The latest delays for the Sony PS3 are reportedly caused by problems with getting parts for the Blu-Ray DVD players that are to be part of the package. And now Sony says that they are only going to ship 100,000 units for the entire USA in November. How many stores will be carrying it? If each one takes a unit as a floor model, there goes a large portion of the month’s shipments. And there goes Blu-Ray’s hopes of quickly establishing a large market for Blu-Ray discs. The competing HD DVD has an advantage in speed to market (and lower cost) which could translate into a larger installed base, at least at the start.
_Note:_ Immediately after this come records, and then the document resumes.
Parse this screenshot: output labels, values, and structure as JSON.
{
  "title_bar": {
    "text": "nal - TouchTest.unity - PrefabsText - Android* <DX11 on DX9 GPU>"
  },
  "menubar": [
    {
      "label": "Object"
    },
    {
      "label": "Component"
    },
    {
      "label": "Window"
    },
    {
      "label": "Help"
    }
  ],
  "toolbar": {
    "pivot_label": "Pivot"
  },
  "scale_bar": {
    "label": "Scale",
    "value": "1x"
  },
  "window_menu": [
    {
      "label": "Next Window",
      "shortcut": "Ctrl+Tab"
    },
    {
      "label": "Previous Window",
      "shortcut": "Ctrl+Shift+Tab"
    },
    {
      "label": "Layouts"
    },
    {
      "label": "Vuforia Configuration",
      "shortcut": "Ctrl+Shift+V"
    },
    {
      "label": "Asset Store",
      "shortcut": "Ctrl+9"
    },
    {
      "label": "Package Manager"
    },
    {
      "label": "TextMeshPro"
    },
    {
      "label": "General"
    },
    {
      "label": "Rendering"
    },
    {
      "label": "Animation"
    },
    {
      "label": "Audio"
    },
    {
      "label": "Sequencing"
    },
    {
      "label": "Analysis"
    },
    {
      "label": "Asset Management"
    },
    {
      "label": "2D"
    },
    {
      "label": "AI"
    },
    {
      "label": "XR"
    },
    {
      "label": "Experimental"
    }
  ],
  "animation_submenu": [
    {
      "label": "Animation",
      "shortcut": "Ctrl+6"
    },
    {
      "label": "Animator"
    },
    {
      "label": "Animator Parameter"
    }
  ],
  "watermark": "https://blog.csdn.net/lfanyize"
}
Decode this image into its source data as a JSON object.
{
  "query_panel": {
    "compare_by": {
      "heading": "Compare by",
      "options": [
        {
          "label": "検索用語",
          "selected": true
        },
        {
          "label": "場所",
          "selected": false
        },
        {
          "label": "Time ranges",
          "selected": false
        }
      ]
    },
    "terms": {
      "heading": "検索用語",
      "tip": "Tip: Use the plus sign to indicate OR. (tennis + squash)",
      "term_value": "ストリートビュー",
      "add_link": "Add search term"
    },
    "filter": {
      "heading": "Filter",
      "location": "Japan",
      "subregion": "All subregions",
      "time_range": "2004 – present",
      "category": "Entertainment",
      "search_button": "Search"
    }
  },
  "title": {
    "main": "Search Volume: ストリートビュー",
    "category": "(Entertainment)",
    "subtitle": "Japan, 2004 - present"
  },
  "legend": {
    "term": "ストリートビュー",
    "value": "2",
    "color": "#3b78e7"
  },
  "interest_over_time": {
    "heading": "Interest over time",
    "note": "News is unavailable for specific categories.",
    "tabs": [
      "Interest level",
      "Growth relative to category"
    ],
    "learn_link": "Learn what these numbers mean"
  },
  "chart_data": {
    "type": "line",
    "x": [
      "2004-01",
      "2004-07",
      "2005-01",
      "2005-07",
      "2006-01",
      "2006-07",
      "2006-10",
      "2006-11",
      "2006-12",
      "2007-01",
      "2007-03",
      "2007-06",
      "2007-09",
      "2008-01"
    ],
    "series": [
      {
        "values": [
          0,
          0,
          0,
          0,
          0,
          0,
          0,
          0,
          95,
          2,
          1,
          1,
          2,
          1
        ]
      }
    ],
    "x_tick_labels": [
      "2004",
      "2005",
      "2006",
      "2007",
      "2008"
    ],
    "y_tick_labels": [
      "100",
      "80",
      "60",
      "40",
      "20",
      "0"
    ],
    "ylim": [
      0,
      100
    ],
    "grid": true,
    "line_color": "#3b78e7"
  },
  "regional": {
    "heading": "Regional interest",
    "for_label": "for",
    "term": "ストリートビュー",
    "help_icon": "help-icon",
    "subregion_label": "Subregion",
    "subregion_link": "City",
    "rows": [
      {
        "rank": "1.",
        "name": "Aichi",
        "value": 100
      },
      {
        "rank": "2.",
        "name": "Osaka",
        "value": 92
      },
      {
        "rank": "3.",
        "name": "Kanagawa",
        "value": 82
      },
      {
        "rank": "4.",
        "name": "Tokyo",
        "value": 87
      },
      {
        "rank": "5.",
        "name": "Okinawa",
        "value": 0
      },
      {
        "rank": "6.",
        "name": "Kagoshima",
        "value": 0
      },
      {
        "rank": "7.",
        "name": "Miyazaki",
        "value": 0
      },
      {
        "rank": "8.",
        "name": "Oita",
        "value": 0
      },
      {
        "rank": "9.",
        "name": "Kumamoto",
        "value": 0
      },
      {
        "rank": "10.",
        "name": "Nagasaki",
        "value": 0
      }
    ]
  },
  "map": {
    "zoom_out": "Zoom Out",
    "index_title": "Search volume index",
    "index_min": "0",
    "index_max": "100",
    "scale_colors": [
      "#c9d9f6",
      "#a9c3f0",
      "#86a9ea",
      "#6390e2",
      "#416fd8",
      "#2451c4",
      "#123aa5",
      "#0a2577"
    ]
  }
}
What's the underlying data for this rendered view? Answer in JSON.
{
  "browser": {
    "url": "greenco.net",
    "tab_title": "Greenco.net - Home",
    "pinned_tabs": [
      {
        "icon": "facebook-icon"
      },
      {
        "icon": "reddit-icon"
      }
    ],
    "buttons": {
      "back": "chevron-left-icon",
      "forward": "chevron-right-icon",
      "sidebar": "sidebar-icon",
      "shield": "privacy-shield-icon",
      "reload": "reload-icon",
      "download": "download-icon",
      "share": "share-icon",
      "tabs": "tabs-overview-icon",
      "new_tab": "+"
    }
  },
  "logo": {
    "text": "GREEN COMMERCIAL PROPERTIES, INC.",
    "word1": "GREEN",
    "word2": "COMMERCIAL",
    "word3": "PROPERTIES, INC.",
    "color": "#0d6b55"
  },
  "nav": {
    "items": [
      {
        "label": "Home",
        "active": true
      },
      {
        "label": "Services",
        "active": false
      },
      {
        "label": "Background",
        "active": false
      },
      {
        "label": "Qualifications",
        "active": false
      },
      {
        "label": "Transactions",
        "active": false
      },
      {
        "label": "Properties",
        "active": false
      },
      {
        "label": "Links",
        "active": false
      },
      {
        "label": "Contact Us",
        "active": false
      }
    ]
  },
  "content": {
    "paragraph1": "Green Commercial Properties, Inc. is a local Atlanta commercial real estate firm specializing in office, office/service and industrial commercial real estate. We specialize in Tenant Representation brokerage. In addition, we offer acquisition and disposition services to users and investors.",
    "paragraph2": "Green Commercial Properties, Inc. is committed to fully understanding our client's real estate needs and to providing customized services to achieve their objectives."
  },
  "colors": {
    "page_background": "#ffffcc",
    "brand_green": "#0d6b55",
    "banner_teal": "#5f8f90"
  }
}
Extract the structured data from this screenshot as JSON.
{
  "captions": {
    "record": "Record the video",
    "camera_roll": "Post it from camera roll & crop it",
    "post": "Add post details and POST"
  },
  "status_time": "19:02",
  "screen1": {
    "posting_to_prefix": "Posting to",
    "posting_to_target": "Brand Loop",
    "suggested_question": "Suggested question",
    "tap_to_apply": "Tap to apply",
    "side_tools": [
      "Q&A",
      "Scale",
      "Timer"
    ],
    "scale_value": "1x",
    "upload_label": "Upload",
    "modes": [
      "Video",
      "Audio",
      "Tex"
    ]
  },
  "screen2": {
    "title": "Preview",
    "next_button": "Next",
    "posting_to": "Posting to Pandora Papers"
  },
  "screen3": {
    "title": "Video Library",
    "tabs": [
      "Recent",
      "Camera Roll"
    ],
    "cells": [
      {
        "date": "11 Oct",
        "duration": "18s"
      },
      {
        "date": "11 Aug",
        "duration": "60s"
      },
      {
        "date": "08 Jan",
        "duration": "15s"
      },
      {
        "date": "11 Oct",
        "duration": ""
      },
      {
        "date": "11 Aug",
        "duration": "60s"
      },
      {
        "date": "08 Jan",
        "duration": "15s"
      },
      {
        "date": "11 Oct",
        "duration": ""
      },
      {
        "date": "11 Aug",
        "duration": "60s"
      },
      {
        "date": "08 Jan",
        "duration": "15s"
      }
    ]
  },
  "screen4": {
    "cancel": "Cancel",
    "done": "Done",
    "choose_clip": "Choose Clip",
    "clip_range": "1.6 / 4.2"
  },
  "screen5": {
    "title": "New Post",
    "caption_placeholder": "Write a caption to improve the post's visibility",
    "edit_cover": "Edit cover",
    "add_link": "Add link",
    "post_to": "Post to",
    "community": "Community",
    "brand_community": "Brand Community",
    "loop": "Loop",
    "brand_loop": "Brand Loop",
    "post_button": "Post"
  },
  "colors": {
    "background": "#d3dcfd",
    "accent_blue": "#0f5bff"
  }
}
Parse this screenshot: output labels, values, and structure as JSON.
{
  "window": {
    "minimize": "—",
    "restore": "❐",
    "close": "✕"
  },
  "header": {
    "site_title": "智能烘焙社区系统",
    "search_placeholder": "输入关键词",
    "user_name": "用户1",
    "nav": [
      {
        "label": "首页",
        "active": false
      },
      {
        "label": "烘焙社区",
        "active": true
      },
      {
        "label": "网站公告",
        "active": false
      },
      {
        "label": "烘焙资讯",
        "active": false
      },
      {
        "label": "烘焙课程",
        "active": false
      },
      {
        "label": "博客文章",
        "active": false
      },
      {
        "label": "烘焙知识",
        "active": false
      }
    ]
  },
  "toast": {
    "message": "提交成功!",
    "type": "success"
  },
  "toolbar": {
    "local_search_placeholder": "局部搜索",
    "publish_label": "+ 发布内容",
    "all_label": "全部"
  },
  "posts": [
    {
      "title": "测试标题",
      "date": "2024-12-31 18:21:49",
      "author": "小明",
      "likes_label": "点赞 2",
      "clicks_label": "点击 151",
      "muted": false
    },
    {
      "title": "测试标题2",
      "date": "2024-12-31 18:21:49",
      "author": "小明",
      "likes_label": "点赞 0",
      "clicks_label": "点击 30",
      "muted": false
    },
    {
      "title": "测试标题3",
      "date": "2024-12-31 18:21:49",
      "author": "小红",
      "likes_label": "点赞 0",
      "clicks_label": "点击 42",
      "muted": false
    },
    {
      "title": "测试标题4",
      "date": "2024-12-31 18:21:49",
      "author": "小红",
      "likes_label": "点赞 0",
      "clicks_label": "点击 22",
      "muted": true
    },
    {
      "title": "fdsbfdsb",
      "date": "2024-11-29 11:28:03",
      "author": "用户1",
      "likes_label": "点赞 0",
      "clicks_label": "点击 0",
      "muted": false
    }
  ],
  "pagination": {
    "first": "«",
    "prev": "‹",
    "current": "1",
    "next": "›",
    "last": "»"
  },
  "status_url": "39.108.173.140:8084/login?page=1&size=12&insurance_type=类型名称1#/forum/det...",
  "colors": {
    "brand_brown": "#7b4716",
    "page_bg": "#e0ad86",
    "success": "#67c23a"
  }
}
But speed to market is not a guarantee for success; just look at the history of DVD-RAM versus DVD+/-RW on the computer side. However, a new development has cropped up that may be the tipping point for HD DVD’s eventual success.
Memory-Tech and Toshiba have announced the development of a new three-layer disc format. One layer of this single-sided disc can be standard DVD format, and another can be the new high-density HD-DVD format. And the third layer can be a second layer of either the DVD or the HD-DVD format, depending on the content producer’s choice.
What does this mean? It means that you can take this one disc and either drop it into a standard DVD player — for a standard definition playback — or into an HD-DVD player for a high-def version of the content. Why is this important? It means that consumers and video rental stores will only have to buy one disc that supports both versions. If the consumer has a DVD player and later upgrades, then the investment in these dual-format discs will not be wasted.
Memory-Tech and Toshiba are taking this new format to the DVD Forum for approval. I’m not aware of anything equivalent on the Blu-Ray side of things, and I’m not sure that it’s possible to create a single-sided disc that is compatible with both DVD and Blu-Ray. If this new format is approved and can be manufactured without adding a premium to the normal HD DVD disc prices, then this could be the deciding factor in the contest between HD DVD and Blu-Ray.